*** GIVEN DATA ***

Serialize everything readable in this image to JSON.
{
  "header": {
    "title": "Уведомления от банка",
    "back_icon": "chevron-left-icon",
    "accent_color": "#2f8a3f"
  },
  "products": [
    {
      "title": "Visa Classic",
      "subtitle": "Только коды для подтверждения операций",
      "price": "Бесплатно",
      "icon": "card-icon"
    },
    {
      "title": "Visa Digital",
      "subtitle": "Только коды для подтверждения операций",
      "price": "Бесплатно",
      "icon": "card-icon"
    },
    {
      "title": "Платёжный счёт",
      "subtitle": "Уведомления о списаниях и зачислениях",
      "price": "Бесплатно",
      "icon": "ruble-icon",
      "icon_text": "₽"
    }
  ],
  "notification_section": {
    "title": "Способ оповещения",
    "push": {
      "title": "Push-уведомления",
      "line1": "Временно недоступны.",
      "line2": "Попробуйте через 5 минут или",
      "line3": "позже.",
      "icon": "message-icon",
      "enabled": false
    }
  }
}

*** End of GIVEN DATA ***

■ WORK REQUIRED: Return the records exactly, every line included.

■ EXERCISE OUTPUT:
Serialize everything readable in this image to JSON.
{
  "header": {
    "title": "Уведомления от банка",
    "back_icon": "chevron-left-icon",
    "accent_color": "#2f8a3f"
  },
  "products": [
    {
      "title": "Visa Classic",
      "subtitle": "Только коды для подтверждения операций",
      "price": "Бесплатно",
      "icon": "card-icon"
    },
    {
      "title": "Visa Digital",
      "subtitle": "Только коды для подтверждения операций",
      "price": "Бесплатно",
      "icon": "card-icon"
    },
    {
      "title": "Платёжный счёт",
      "subtitle": "Уведомления о списаниях и зачислениях",
      "price": "Бесплатно",
      "icon": "ruble-icon",
      "icon_text": "₽"
    }
  ],
  "notification_section": {
    "title": "Способ оповещения",
    "push": {
      "title": "Push-уведомления",
      "line1": "Временно недоступны.",
      "line2": "Попробуйте через 5 минут или",
      "line3": "позже.",
      "icon": "message-icon",
      "enabled": false
    }
  }
}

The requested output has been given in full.